## What to do
Your answer should hold exactly the lines from the one with "Enumerate this screenshot's" through the final line of the data below, reproduced as written.

[[ Data, beginning ]]

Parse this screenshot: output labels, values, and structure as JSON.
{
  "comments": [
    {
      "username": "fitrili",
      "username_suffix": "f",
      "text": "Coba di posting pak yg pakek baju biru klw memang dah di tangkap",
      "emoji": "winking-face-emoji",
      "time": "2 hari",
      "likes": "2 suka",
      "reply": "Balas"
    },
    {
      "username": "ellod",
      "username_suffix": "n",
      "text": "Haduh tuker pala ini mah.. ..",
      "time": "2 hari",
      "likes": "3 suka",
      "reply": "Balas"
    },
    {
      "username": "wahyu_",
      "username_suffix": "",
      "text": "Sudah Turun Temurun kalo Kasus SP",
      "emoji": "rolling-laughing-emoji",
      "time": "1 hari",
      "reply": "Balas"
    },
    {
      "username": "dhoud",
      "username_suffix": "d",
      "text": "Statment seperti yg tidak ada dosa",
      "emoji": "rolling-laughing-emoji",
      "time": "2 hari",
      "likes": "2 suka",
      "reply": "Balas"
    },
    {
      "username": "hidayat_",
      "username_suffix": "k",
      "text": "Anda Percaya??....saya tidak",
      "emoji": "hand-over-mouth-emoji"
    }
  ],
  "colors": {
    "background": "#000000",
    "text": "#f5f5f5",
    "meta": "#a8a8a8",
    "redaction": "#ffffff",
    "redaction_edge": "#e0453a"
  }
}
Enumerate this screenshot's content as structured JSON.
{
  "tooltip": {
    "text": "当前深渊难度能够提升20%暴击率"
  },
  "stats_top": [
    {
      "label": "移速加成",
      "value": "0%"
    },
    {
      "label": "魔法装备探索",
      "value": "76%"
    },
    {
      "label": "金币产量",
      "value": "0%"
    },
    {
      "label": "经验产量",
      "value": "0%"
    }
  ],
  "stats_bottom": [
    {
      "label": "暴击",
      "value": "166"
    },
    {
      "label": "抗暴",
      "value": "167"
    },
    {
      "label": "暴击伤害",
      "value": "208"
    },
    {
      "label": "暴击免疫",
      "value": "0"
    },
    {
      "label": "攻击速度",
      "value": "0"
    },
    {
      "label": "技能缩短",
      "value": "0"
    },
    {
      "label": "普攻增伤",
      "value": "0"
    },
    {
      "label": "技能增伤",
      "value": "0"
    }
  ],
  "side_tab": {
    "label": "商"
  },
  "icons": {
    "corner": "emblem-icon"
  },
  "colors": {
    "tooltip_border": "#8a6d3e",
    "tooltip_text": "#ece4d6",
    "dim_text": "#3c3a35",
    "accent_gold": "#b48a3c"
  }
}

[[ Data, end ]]

## Written solution
Enumerate this screenshot's content as structured JSON.
{
  "tooltip": {
    "text": "当前深渊难度能够提升20%暴击率"
  },
  "stats_top": [
    {
      "label": "移速加成",
      "value": "0%"
    },
    {
      "label": "魔法装备探索",
      "value": "76%"
    },
    {
      "label": "金币产量",
      "value": "0%"
    },
    {
      "label": "经验产量",
      "value": "0%"
    }
  ],
  "stats_bottom": [
    {
      "label": "暴击",
      "value": "166"
    },
    {
      "label": "抗暴",
      "value": "167"
    },
    {
      "label": "暴击伤害",
      "value": "208"
    },
    {
      "label": "暴击免疫",
      "value": "0"
    },
    {
      "label": "攻击速度",
      "value": "0"
    },
    {
      "label": "技能缩短",
      "value": "0"
    },
    {
      "label": "普攻增伤",
      "value": "0"
    },
    {
      "label": "技能增伤",
      "value": "0"
    }
  ],
  "side_tab": {
    "label": "商"
  },
  "icons": {
    "corner": "emblem-icon"
  },
  "colors": {
    "tooltip_border": "#8a6d3e",
    "tooltip_text": "#ece4d6",
    "dim_text": "#3c3a35",
    "accent_gold": "#b48a3c"
  }
}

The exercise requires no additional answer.